[Component data from apps and pages]
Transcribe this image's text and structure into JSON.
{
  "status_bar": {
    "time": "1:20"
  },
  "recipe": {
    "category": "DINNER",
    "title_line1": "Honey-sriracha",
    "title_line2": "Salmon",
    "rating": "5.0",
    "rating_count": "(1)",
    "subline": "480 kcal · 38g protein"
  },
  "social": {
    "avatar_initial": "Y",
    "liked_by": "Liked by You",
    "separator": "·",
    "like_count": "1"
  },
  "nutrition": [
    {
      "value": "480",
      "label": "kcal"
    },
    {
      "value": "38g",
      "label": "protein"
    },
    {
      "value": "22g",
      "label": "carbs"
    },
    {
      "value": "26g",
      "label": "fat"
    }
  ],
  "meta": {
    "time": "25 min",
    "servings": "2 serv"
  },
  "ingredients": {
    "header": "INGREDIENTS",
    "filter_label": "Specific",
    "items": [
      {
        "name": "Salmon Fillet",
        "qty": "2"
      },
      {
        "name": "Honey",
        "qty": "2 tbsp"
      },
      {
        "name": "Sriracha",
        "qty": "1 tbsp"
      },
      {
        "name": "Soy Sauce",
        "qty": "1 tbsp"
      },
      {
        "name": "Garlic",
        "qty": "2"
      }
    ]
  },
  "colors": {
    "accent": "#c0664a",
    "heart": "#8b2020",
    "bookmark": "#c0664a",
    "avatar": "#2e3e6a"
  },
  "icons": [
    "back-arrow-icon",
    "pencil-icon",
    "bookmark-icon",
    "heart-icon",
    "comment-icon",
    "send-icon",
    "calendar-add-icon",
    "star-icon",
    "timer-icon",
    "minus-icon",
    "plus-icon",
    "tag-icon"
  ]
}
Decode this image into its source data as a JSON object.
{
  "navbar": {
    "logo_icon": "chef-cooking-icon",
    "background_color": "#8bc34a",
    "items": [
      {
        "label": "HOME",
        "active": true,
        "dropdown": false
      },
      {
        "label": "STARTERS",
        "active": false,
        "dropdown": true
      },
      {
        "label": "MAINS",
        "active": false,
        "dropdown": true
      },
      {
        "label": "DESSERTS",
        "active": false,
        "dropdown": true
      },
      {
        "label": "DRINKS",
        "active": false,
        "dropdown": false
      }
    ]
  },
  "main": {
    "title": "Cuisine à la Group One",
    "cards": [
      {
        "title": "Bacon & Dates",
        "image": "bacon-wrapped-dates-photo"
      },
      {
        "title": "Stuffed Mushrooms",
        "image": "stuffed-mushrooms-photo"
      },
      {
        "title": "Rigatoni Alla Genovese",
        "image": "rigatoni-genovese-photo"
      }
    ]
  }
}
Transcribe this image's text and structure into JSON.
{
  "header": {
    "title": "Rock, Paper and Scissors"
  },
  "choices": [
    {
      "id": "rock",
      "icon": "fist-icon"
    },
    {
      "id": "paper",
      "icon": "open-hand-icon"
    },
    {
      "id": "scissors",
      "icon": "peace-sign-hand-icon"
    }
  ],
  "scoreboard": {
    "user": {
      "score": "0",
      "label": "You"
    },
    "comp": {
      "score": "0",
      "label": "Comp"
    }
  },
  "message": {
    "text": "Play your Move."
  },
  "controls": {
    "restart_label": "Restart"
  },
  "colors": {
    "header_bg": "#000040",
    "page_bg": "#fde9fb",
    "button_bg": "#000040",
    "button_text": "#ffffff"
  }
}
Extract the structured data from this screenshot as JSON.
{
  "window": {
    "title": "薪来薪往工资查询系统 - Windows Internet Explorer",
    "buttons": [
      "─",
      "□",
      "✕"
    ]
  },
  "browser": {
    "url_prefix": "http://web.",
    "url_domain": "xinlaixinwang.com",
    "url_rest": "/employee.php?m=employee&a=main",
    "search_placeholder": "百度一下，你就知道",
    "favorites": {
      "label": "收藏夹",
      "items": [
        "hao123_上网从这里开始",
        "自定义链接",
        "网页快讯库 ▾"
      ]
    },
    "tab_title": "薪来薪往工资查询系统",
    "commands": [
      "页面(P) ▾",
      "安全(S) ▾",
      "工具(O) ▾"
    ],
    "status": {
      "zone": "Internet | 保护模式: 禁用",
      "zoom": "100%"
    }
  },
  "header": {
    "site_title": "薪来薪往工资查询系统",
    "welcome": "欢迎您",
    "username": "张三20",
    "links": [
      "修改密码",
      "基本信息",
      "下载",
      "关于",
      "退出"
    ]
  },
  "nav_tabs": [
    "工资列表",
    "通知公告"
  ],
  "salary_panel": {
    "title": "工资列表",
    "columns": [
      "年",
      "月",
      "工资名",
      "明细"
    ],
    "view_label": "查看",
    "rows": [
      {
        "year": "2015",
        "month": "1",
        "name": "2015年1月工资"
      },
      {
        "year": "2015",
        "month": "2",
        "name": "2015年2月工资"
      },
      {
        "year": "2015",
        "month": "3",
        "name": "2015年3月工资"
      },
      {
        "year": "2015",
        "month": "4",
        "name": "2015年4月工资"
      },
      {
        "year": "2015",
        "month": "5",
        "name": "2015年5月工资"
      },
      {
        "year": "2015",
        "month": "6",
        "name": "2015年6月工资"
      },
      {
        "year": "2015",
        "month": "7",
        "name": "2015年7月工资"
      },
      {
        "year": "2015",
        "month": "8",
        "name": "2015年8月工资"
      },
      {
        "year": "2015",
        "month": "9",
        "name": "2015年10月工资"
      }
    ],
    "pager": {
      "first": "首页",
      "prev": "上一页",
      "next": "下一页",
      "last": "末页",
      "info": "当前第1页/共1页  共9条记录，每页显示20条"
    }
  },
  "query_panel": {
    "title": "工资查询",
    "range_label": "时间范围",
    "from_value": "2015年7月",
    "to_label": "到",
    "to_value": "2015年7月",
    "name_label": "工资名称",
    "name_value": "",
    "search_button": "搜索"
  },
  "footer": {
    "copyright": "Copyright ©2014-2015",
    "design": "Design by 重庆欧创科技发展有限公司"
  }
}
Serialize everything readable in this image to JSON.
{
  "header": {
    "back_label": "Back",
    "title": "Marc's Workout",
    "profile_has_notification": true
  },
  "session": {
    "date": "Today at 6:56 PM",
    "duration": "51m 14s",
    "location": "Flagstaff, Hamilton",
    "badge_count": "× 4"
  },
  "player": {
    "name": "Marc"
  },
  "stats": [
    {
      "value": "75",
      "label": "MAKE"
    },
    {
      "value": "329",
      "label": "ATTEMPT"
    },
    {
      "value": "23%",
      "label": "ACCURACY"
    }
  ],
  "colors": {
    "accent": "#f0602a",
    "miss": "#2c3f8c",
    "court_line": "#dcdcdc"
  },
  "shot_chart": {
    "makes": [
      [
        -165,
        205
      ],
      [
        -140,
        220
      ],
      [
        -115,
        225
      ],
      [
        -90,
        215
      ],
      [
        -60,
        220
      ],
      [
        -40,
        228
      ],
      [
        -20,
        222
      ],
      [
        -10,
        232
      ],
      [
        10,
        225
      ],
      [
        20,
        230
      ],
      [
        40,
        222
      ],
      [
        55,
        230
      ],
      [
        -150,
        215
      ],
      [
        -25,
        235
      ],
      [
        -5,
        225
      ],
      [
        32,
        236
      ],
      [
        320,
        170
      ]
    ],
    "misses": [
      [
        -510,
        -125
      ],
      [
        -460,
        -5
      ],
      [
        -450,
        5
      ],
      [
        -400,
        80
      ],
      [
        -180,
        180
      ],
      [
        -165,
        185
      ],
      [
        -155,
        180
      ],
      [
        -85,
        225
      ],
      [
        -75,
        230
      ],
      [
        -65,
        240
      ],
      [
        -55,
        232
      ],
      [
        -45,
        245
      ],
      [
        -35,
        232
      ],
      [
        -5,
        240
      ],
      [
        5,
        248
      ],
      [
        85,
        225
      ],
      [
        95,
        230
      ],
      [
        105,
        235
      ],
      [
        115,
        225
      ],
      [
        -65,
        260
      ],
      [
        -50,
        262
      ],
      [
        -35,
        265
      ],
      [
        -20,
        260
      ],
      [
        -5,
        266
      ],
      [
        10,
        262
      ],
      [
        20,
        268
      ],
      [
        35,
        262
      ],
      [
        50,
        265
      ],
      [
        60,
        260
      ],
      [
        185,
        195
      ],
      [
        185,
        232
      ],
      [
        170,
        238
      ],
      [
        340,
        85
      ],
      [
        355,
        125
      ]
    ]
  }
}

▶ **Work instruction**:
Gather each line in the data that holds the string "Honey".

▶ **Answer to the problem**:
    "title_line1": "Honey-sriracha",
        "name": "Honey",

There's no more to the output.